    @hark07 and I had the pleasure of visiting Carolyn’s class this past year and I left with the firm belief that the whole landscape was changing – to say it is about watching videos couldn’t be further from the truth. Once you take a solid look at a flipped class, you soon realize that a number of traditional pillars will come down and need to be reconstructed – assessment is one of them that came to mind immediately.

    Great blog post…

  3. Darcy wrote:

    The more I think about it this is the true essence of the “flipped classroom”. It is taking the practices we know are not in the best interests of students and flipping them so they empower students instead of controlling them.

    - – - – - – - –

    This is a brilliant explanation, Darcy. When I think of flipping, I don’t see it as “dumbing down” or “hollowing out” instruction at all. Instead, I see it as freeing up time in class for learners to explore together — or independently — because we aren’t wasting time grinding through the delivery of content.

    We are prioritizing social interactions as learning tools — and creating time for those social interactions to happen.

    Very cool indeed….
    Bill

    • Thanks for taking the time to comment Bill. I couldn’t agree more.

  4. I think that is a fantastic idea, to flip a staff meeting. I know that I’ve been a part of waaaay too many meetings during my careers where I had little to hear and little to add. Just like educators are re-thinking the lecture, I think that meetings can be re-thought too.

    You also hit the nail on the head about the problem with using the term “flip.” It sounds like Carolyn is doing a lot of wonderful things, far beyond “flipping” the classroom. This is my main critique of the flipped classroom: the language does not do justice to all of the cool things that it might refer to. Chris’ quote reinforces this idea, that Carolyn’s work cannot (and should not) be encapsulated by one term.

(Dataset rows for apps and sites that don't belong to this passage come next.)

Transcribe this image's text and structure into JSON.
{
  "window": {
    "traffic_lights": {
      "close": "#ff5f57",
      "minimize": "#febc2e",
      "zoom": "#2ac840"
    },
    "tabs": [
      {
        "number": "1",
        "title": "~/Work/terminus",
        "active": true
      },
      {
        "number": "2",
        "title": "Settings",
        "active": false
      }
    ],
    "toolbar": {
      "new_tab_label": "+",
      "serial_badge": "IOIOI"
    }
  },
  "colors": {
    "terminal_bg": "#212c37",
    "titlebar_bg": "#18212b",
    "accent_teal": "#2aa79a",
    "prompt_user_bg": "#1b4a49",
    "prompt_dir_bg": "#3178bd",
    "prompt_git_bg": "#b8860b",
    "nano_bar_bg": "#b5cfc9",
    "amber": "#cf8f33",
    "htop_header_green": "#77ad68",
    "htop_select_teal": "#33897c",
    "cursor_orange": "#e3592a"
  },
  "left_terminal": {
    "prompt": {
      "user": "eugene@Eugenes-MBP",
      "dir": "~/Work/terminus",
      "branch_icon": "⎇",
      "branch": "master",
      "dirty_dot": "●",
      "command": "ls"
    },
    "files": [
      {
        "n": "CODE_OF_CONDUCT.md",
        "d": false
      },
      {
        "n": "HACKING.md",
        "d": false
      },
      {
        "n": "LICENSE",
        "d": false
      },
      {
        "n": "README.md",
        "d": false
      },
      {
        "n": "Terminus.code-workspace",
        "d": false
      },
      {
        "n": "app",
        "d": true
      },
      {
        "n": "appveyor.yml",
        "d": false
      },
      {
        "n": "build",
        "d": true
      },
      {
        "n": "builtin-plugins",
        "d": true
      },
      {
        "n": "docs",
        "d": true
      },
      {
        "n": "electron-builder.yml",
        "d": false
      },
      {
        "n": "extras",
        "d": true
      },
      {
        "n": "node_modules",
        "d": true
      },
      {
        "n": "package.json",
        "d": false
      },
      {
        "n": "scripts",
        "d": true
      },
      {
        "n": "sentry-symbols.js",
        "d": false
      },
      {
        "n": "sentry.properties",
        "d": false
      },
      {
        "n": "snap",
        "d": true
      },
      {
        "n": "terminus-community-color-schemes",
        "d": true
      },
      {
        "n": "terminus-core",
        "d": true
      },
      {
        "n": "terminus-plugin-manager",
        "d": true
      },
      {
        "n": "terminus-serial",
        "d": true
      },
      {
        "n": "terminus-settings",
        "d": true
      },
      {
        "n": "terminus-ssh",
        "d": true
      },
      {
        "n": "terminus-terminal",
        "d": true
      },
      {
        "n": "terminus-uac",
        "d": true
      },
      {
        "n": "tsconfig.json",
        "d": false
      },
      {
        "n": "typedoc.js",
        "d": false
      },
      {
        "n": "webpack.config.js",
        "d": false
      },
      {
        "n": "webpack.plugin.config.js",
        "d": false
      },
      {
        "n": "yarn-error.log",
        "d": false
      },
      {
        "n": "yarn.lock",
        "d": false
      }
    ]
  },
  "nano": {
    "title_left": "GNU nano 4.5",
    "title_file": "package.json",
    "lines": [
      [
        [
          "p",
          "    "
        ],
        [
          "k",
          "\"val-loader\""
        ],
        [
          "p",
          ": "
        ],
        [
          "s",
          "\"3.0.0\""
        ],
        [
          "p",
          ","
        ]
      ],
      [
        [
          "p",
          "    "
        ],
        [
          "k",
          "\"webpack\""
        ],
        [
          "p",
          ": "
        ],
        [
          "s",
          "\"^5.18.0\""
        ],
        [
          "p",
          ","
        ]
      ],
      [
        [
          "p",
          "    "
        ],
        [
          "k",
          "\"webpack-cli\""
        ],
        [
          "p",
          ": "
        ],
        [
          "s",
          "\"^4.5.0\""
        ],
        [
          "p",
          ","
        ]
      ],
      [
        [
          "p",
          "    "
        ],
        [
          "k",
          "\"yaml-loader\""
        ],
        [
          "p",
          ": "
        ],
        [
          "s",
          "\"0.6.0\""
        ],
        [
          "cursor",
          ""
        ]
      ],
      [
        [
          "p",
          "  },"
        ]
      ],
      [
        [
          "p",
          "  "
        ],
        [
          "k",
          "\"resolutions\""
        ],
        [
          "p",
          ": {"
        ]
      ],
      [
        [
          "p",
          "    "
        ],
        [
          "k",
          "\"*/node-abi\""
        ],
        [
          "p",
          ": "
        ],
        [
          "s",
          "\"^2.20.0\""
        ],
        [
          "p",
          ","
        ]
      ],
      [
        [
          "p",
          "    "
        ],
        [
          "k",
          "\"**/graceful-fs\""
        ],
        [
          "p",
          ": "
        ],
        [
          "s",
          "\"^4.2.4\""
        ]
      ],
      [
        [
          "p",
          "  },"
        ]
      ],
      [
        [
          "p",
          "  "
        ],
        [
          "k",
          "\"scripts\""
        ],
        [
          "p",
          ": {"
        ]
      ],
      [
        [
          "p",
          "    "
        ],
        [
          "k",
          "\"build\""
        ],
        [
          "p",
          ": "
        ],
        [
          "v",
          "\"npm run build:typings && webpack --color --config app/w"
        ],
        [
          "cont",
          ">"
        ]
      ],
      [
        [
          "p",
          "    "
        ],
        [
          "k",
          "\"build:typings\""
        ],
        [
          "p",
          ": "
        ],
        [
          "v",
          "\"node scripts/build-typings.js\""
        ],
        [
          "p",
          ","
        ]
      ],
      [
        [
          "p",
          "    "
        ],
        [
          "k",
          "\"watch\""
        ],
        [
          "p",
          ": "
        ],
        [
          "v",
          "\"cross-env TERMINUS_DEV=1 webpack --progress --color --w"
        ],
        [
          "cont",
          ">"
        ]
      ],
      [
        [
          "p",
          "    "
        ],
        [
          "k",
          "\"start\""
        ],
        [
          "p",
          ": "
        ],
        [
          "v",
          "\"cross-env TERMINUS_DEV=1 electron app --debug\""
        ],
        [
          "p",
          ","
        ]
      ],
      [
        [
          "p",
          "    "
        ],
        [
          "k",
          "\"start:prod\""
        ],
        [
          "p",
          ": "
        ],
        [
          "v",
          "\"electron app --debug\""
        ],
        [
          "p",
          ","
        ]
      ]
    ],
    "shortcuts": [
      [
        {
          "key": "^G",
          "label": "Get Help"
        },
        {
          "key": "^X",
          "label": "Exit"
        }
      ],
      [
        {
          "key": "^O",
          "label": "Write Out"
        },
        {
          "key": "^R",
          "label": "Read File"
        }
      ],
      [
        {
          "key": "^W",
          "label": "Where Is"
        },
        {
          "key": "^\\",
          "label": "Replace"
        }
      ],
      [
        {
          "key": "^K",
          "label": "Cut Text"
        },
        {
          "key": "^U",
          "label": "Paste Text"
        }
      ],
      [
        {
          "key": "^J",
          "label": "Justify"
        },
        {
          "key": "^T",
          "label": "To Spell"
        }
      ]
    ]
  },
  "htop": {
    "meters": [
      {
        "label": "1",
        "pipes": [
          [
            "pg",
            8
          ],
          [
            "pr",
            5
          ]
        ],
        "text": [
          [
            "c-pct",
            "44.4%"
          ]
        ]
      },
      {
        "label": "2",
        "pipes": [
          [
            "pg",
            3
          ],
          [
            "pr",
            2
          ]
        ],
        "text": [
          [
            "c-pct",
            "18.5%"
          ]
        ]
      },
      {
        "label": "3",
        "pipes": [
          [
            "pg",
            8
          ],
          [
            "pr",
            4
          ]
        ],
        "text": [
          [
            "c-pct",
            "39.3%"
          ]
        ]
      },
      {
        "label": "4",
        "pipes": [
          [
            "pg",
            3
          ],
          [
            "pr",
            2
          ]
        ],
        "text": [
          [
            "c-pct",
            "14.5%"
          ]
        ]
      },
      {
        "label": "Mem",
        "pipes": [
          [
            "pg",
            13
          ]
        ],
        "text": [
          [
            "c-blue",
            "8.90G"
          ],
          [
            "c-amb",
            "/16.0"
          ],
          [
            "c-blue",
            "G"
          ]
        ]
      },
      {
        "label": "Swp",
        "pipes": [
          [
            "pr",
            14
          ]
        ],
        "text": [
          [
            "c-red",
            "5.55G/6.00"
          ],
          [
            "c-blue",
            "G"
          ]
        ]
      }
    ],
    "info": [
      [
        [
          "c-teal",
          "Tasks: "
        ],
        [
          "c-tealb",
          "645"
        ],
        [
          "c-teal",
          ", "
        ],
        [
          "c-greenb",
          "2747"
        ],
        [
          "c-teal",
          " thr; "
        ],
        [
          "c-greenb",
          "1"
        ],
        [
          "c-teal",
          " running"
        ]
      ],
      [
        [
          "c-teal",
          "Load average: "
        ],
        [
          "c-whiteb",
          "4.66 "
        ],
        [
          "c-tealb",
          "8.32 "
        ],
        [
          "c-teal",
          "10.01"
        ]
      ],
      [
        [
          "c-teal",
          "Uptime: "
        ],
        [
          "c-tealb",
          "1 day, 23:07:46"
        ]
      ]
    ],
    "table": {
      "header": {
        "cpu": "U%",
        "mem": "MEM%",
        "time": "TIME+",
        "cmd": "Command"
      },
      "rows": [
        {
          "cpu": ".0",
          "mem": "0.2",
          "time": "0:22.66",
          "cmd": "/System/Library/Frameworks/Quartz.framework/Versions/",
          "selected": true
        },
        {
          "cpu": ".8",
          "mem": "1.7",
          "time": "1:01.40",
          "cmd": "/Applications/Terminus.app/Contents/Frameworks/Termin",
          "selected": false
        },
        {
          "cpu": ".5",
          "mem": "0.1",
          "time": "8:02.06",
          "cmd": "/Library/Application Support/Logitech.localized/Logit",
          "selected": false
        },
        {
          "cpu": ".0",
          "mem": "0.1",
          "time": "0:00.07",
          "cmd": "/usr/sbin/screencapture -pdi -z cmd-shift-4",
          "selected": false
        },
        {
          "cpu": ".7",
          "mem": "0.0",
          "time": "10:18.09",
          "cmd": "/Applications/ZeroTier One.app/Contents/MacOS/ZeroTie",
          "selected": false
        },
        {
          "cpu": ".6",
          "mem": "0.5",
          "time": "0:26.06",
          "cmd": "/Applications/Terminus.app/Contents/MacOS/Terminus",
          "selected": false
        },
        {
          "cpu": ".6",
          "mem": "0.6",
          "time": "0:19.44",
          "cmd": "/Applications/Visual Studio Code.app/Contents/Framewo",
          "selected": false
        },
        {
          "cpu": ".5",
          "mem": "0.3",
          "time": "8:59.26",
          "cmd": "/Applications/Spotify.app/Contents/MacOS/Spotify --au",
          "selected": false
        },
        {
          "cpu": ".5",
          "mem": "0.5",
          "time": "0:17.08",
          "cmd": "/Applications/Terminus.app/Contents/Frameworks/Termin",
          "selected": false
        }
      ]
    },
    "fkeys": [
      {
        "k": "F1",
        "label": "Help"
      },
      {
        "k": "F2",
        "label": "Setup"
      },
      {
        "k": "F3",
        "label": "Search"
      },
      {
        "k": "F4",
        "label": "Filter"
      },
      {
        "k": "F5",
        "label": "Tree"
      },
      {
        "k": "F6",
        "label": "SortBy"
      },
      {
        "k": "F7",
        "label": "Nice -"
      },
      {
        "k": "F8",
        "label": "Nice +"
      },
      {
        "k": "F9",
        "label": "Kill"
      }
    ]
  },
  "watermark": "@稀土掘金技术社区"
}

    Back to your staff meetings and your twitter posts on the issue – yes, try flipping the staff meeting! I hope you don’t face too much resistance though, like from he-who-shall-not-named. Perhaps frame the staff meeting in a new light, “I want the staff meetings to be short and productive, please pre-view the agenda and topics the night before and during the meeting we’ll make some decisions/expand/consolodate etc etc.” The staff’s time is valuable (including yourself), and if the staff sees this being recognized then hopefully they will feel empowered and engaged. Just like students!

  5. Hi Darcy…What a roller coaster this post has been! Thank you for taking the time and insight to see what my flip class for what it is. What a gift to hear your description of my classroom actually match what I see it as.
    Your sentence ” but rather shift the meetings so we focus on what’s important.” nails it for me, in terms of what flip has provided me; a huge shift in the classroom to what’s important.
    Your post also reminded me to hang tough with what I know to be true for my classroom and ignore what critics tell me it is. Sometimes this is hard and sometimes hurtful, but again your sentence is true; shift to what’s important.
    I am excited to hear what you decide to do with your staff meeting, whether flipped or not, it sounds like you have a fresh focus on what you want to accomplish.
    best,
    c

  6. Thanks for this post. I am also following the ‘flip’ wave quite closely. I fully agree that the true, meaningful flip is so much more than delivery. It puts understanding and process at the forefront and moves far away from learning for marks. Thanks for the nice read. Paul


Leave a Reply

Fill in your details below or click an icon to log in:

WordPress.com Logo

You are commenting using your WordPress.com account. Log Out / Change )

Twitter picture

You are commenting using your Twitter account. Log Out / Change )

Facebook photo

You are commenting using your Facebook account. Log Out / Change )

Google+ photo

You are commenting using your Google+ account. Log Out / Change )

Connecting to %s

Categories

Follow

Get every new post delivered to your Inbox.

Join 2,341 other followers

%d bloggers like this: